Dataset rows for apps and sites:
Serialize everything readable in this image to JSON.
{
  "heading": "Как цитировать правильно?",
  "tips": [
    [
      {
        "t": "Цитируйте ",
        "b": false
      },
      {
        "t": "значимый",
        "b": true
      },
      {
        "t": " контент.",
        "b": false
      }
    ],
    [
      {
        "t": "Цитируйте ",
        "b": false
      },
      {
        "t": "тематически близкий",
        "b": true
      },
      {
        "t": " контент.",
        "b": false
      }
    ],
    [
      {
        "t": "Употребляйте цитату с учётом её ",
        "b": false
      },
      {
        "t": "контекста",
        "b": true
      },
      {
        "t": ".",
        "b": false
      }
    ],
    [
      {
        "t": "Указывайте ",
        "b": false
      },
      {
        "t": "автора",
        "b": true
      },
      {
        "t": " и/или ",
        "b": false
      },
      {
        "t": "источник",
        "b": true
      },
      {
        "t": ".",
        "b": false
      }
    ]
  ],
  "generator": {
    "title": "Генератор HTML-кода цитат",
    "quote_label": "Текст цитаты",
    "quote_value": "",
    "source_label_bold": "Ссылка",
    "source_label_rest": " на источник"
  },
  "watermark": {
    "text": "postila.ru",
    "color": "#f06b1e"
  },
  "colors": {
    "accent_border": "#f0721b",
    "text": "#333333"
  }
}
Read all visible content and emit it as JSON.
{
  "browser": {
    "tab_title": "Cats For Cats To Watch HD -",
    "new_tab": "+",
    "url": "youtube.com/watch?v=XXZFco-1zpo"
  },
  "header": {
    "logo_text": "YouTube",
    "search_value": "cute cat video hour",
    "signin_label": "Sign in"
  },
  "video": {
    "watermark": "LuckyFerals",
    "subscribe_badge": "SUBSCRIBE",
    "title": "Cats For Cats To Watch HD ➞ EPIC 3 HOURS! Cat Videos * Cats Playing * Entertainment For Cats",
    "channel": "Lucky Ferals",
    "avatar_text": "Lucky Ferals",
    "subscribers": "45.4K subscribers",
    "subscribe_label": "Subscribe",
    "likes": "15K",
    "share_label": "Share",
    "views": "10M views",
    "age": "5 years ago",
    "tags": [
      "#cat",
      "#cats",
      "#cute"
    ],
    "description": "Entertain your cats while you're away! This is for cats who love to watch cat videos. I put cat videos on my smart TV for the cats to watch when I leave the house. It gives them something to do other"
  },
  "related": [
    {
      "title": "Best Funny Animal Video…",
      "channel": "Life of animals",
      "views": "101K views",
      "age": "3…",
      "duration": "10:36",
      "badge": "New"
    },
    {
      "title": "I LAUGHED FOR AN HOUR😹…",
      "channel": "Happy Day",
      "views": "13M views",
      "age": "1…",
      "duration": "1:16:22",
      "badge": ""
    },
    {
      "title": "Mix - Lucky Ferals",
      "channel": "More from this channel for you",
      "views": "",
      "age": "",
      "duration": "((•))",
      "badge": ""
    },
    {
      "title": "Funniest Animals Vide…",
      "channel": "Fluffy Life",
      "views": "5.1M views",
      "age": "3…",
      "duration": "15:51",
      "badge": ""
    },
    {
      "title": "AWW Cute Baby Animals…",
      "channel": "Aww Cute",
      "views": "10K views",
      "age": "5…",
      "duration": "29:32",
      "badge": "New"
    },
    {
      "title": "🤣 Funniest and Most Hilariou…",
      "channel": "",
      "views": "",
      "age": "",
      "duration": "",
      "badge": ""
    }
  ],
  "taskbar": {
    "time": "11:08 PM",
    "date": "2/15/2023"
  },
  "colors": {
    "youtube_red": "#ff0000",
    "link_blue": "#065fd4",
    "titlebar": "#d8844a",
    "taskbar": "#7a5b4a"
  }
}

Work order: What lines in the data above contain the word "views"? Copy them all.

Exercise solution:
    "views": "10M views",
      "views": "101K views",
      "views": "13M views",
      "views": "",
      "views": "5.1M views",
      "views": "10K views",
      "views": "",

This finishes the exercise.